Q: And how did you turn it into an installation piece?
A: You can’t turn it into an installation. One of my installation pieces is one made in 2002 – a large sand table, about 100 meters; it’s roughly a model of the Second Ring Road in Beijing. I got this idea while looking at lots of apartment sales centers. They have all these models of high-rises, really beautifully made. So I made this sand table as a symbol for traps – a pit, a huge pit, where many people’s life-long savings are thrown in. I thought this trickery in the form of a sand table was really fun, so I made a sand table of the entire city of Beijing, because at that time Beijing was bidding for the 2008 Olympic Games.
In fact, I think that the government is using the “renovate and improve the citizens‘ [living] housing condition” slogan to justify their massive scale of demolishing and rebuilding. I wrote a project plan once, in which I would evacuate all the residents from a certain Hutong alley and courtyard. I rent a building for them to stay in. Then I renovate their housing, without changing the exterior structures.
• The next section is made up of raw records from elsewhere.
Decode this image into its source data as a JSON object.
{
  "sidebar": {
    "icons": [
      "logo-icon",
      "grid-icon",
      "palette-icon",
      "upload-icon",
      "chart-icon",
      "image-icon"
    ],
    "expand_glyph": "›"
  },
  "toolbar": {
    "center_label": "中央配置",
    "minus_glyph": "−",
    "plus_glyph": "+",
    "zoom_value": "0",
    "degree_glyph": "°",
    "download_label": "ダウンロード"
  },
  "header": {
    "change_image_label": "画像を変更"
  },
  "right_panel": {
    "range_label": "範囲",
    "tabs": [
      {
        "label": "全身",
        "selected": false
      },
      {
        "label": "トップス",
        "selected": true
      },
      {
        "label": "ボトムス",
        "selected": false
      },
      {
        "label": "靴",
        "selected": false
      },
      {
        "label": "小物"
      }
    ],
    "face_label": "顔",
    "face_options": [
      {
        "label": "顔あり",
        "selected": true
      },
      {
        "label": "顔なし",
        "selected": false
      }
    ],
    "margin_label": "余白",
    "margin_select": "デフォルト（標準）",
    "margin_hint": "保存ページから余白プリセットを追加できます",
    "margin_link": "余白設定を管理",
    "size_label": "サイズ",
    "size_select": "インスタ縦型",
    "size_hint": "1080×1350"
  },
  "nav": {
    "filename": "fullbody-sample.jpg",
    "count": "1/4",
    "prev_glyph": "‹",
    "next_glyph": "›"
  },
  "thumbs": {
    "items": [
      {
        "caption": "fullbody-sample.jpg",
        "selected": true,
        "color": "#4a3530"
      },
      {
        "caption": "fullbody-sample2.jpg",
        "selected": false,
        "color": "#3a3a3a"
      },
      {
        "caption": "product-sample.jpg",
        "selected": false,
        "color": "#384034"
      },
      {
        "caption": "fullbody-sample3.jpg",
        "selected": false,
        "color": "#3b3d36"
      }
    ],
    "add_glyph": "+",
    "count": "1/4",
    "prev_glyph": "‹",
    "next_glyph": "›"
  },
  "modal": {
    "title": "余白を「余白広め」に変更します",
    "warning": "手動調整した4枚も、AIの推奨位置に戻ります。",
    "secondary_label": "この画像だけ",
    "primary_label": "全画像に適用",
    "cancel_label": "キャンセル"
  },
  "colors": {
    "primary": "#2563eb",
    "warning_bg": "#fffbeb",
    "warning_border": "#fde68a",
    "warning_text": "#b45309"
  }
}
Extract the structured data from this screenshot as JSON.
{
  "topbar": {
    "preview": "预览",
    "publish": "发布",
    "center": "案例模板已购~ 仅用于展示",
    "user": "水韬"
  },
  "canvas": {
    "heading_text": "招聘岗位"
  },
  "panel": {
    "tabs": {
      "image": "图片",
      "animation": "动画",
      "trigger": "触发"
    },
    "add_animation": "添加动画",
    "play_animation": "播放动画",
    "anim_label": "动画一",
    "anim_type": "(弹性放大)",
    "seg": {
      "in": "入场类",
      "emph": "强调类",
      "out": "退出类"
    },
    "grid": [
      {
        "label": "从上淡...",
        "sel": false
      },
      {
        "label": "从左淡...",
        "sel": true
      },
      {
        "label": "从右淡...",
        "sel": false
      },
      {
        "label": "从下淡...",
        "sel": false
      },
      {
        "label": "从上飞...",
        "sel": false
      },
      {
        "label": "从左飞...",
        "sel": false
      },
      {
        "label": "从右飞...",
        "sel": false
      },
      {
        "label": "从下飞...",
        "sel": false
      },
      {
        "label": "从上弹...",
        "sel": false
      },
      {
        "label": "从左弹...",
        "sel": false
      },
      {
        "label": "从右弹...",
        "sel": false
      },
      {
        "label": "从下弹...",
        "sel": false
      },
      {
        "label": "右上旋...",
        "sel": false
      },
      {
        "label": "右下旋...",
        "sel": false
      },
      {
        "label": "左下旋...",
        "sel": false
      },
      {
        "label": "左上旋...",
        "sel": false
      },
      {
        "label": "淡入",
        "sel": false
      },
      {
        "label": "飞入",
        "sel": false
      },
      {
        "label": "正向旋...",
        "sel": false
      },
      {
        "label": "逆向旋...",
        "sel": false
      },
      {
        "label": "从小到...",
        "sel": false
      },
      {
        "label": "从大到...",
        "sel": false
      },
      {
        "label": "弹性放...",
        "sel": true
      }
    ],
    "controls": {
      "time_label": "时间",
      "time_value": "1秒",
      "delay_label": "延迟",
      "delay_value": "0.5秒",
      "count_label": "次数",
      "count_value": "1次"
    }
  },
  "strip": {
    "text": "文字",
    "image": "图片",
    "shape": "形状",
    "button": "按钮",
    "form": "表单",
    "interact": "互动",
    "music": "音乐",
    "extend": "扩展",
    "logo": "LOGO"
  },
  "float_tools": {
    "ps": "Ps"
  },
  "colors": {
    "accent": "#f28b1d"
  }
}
And I would employ top interior designers to plan a new interior decoration. Then I invite all the residents back to their homes. So I think it is indeed possible to improve their living condition without changing their living habits. The method used by the government now is really assigned migration. In other words, the citizens are an under-privileged group. When they cannot face up to the government and the developers, they would have to move, far away. The government settles them by paying tens of thousands yuan as moving expenses, and thus throws them to the periphery of the city. I think a more ideal way of doing this is to do it as if it were a work of art – we find investors to invest some money, and then we change the living conditions of these courtyard residents completely. I used to have such a project proposal; it was something I really wanted to do at that time. If this work had been realized and had succeeded, then we’d be raising a question to the city planning committee. I thought that would be fun.